- **Your objective**:
Where the string "this" shows up in a line of the records, copy that line.

--- Data for processing ---

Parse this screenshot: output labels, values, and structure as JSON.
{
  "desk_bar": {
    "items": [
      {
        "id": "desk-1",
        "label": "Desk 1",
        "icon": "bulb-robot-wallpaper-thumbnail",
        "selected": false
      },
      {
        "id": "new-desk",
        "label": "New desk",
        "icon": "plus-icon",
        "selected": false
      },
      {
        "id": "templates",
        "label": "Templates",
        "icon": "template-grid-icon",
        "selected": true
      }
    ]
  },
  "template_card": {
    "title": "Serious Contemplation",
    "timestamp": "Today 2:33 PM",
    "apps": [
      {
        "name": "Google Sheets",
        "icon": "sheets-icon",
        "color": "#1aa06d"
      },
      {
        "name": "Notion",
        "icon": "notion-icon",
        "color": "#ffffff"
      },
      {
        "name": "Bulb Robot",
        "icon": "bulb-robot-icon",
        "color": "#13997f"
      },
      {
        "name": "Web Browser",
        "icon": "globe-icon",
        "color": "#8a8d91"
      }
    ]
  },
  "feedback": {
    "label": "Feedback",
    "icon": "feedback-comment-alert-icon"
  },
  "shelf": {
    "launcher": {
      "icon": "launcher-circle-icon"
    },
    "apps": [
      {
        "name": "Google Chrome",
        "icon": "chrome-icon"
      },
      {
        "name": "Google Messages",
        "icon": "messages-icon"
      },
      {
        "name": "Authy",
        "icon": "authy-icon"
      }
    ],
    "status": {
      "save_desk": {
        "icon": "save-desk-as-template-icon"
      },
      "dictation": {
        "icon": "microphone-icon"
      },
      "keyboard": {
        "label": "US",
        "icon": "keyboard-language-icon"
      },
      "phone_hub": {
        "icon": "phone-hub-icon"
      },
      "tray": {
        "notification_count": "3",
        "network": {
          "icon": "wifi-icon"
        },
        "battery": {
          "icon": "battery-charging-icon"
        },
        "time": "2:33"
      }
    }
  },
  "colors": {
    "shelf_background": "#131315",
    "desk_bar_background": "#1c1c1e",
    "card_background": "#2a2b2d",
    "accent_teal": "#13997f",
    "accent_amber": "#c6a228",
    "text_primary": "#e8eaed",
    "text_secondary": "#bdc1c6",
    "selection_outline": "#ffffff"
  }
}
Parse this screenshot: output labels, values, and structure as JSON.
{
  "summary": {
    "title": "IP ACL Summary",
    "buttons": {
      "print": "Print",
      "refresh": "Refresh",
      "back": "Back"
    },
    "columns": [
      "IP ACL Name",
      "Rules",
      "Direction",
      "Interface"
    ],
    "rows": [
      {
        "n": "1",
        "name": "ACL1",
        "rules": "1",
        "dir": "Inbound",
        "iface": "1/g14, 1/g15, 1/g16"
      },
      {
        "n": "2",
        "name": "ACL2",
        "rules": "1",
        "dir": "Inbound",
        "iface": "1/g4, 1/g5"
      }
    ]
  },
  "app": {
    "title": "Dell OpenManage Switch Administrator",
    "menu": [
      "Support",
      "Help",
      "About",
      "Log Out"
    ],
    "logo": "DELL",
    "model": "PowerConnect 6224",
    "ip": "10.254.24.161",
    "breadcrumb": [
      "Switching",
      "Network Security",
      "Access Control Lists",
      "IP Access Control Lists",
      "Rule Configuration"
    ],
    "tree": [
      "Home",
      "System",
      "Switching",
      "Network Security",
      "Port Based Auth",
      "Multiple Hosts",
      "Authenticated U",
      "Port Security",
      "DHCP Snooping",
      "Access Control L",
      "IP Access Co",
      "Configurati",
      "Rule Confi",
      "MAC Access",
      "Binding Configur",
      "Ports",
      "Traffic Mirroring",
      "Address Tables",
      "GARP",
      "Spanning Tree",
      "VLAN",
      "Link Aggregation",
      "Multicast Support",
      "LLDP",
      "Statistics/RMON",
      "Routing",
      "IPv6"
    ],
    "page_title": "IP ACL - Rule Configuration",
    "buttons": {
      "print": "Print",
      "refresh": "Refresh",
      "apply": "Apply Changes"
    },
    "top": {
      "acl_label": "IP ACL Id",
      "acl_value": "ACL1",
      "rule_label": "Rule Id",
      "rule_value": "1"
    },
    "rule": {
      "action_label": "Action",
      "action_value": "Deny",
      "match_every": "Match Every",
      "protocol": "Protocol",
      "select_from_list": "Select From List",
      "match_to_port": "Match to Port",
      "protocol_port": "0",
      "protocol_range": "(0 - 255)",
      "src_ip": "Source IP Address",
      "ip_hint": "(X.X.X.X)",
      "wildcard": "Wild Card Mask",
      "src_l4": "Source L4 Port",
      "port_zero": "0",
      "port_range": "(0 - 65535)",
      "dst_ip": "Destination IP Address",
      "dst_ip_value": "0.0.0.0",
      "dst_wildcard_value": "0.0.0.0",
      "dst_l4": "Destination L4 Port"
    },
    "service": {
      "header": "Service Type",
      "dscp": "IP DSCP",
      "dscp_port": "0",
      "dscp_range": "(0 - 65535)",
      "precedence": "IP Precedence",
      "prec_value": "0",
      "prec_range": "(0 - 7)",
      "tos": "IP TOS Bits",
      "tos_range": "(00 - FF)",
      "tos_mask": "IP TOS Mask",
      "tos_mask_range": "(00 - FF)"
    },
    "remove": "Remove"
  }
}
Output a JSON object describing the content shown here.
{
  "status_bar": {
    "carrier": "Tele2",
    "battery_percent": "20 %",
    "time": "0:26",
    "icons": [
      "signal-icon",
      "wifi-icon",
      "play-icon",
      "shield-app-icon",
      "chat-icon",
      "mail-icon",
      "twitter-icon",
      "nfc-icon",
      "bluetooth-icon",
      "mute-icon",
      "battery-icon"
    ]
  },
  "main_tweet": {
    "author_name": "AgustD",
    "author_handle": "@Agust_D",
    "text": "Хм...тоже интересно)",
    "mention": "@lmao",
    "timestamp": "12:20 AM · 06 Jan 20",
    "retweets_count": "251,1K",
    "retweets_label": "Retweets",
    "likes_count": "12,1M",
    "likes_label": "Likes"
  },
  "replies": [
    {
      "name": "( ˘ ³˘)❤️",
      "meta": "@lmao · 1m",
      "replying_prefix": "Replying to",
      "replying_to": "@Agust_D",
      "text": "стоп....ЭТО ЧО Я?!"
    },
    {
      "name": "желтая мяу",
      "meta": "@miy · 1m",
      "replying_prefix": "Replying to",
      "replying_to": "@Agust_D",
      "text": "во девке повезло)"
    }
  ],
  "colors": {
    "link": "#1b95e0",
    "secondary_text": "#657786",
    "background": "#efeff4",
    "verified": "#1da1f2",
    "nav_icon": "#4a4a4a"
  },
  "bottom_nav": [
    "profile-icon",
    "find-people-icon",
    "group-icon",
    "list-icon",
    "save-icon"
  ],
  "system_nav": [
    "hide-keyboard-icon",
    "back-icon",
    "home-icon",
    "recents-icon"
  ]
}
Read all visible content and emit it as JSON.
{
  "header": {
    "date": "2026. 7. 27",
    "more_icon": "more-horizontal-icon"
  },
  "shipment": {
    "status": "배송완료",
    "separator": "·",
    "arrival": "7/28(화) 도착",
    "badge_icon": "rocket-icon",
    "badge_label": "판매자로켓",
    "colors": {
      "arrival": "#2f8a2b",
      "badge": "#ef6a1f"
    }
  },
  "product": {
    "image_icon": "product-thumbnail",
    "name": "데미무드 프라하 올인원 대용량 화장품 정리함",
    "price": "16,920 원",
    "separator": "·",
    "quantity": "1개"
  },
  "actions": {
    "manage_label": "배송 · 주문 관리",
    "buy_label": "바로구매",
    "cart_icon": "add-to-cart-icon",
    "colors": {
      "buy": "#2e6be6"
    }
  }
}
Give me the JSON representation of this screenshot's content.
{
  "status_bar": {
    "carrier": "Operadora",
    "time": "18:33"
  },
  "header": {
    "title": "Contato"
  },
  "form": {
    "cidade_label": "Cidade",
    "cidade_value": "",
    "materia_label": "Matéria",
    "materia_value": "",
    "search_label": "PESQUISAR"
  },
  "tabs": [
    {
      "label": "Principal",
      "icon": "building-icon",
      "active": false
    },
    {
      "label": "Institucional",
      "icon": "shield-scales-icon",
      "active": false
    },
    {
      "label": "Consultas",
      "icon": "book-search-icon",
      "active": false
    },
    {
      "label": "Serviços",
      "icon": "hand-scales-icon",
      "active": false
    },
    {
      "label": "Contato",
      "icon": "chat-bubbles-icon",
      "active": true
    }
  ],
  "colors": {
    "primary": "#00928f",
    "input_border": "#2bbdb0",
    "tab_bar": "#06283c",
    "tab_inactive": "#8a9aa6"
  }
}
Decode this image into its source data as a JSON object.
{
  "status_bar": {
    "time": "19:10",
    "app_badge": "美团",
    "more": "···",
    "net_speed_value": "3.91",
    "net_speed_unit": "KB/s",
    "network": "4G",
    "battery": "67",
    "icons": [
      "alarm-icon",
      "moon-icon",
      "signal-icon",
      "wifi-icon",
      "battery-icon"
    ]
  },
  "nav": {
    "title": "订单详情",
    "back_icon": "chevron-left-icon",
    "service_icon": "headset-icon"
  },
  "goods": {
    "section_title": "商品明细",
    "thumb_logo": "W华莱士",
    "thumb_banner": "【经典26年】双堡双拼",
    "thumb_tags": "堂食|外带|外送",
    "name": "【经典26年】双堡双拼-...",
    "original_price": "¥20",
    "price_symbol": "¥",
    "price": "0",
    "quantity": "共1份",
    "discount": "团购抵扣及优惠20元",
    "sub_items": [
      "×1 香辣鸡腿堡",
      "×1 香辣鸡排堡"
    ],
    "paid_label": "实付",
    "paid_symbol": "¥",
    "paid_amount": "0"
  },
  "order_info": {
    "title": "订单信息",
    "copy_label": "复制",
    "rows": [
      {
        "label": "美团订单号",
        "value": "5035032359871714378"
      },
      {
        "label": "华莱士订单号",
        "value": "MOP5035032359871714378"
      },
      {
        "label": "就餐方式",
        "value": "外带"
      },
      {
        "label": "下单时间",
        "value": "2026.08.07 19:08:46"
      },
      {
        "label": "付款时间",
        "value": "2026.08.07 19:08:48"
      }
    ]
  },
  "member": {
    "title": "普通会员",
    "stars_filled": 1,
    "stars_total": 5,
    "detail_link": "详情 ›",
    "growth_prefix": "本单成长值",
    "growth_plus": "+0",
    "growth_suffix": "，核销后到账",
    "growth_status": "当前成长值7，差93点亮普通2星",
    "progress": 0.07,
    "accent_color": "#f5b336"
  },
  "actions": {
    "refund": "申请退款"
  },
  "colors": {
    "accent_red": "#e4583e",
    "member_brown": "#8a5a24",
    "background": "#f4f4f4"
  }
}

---

- **Reply**:
Parse this screenshot: output labels, values, and structure as JSON.
Parse this screenshot: output labels, values, and structure as JSON.
Give me the JSON representation of this screenshot's content.
Decode this image into its source data as a JSON object.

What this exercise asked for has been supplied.